“Unlike Malala Yousafzai, Nabila Rehman did not receive a welcoming greeting in Washington DC. Both are Pakistani girls. This past week Nabila, her schoolteacher father, and her 12-year-old brother travelled to Washington DC to tell their story and to seek answers about the events of that day. However, despite overcoming incredible obstacles in order to travel from their remote village to the United States, Nabila and her family were roundly ignored. At the Congressional hearing where they gave testimony, only five out of 430 representatives showed up. In the words of Nabila’s father to those few who did attend: “My daughter does not have the face of a terrorist and neither did my mother. It just doesn’t make sense to me, why this happened… as a teacher, I wanted to educate Americans and let them know my children have been injured.” Western fawning over Malala has become less about her efforts to improve conditions for girls in Pakistan, or certainly about the struggles of millions of girls in Pakistan, and more about our own desire to make ourselves feel warm and fuzzy with a celebrity and an easy message. It’s a way of letting ourselves off the hook, convincing ourselves that it’s simple matter of good guys vs bad guys, that we’re on the right side and that everything is okay.”—Malala and Nabila: Worlds Apart (via mehreenkasana)

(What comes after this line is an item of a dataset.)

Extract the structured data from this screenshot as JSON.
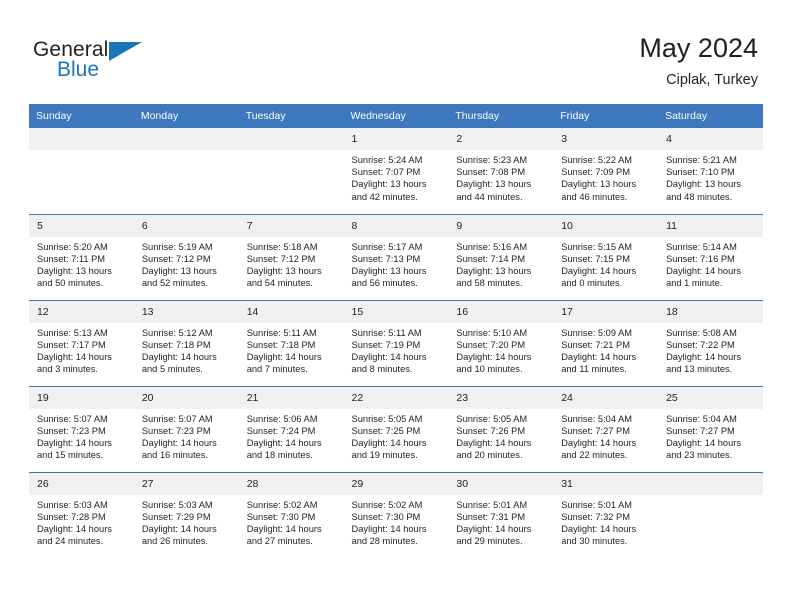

“October extinguished itself in a rush of howling winds and driving rain and November arrived, cold as frozen iron, with hard frosts every morning and icy drafts that bit at exposed hands and faces.”—J.K. Rowling, Harry Potter and the Order of the Phoenix (via quintotoro)
“October extinguished itself in a rush of howling winds and driving rain and November arrived, cold as frozen iron, with hard frosts every morning and icy drafts that bit at exposed hands and faces.”—J.K. Rowling, Harry Potter and the Order of the Phoenix (via brief-candles)
“In Britain, students don’t begin paying off their loans until they find stable employment, and the cost is in proportion to their earnings. Australia similarly ties the cost of paying off the loan to the income of the graduate. In Denmark, education is considered a right by the people and an investment by the government, and is therefore free. Some students are even offered a stipend by the government to defray costs. Norway has a similar system of higher education, and in Sweden, students pay only a small fee.
In America? The university is considered a commodity, one that can easily be purchased by the wealthy, but not the poor. These approaches represent a fundamentally different cultural attitude: elsewhere, education is a public good, an investment or a right; in the U.S., it’s a privilege reserved for wealthy elites …”—“Does America hate millennials?” - Sean McElwee | Salon (via theintentionalife)
The implication is that many of us use the Internet — and the devices, programs, and databases connected to it — as an extension of our brains. This is not a metaphor; the studies indicate that it is a literal reallocation of mental energy. In a way, it makes sense to…
“What do you want? Light or darkness, knowledge or ignorance are yours, but not both. Opposites must be brought together, not kept apart. For their separation is only in your mind, and they are reconciled by union, as you are. In union, everything that is not real must disappear, for truth *is* union.”—from A Course in Miracles (via outshiningvoid)